EXERCISE OBJECTIVE - When a line in the records includes the string "JSON", it goes into the tally; report that tally alone.

SOURCE MATERIAL -

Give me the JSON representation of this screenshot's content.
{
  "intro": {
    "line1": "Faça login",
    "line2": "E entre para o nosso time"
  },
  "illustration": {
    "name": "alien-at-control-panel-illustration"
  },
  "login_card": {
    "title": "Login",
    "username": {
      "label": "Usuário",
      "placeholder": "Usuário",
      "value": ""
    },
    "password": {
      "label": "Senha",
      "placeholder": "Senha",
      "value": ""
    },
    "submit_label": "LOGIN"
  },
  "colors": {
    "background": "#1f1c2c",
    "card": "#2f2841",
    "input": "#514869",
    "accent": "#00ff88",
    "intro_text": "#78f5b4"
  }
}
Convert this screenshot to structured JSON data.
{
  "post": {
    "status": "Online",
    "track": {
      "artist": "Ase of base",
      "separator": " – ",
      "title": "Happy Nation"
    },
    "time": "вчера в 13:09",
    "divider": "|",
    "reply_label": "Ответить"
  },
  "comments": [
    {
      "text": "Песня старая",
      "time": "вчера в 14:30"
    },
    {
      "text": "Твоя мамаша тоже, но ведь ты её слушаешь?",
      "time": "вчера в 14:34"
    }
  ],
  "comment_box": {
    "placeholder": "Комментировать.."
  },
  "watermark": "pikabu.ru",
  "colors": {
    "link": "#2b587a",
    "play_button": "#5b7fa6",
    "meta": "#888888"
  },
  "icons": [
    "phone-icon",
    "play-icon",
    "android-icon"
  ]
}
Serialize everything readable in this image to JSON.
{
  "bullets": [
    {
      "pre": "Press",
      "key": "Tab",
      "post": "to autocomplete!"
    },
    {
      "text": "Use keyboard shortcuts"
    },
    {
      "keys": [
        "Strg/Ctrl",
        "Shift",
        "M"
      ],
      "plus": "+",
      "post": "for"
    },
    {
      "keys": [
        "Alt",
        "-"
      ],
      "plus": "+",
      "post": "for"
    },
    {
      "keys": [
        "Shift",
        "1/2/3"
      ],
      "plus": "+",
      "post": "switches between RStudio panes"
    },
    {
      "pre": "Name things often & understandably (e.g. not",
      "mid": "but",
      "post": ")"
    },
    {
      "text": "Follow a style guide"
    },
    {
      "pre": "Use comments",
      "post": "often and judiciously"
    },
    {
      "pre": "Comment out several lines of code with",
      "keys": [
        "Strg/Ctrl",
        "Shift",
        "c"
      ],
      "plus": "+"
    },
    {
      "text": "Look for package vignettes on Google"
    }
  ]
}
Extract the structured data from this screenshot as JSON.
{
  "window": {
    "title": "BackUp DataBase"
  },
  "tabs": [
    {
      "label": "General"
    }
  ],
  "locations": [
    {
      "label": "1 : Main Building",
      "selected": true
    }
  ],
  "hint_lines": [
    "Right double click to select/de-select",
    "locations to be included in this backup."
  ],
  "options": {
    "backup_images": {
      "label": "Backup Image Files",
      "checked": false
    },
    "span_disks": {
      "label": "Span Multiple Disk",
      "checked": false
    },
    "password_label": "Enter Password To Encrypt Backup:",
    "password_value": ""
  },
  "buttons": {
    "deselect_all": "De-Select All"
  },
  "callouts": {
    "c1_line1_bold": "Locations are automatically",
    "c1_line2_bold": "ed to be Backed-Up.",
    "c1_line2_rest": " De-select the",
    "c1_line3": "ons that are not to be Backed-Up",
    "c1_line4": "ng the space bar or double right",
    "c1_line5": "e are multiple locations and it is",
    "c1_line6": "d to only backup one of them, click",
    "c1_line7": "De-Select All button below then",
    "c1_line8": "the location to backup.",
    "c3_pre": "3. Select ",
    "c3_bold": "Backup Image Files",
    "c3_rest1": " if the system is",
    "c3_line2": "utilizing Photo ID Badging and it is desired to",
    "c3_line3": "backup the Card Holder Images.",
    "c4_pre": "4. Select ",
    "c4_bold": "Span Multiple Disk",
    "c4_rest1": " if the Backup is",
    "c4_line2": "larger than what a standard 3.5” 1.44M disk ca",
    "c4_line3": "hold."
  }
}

RESPONSE - 4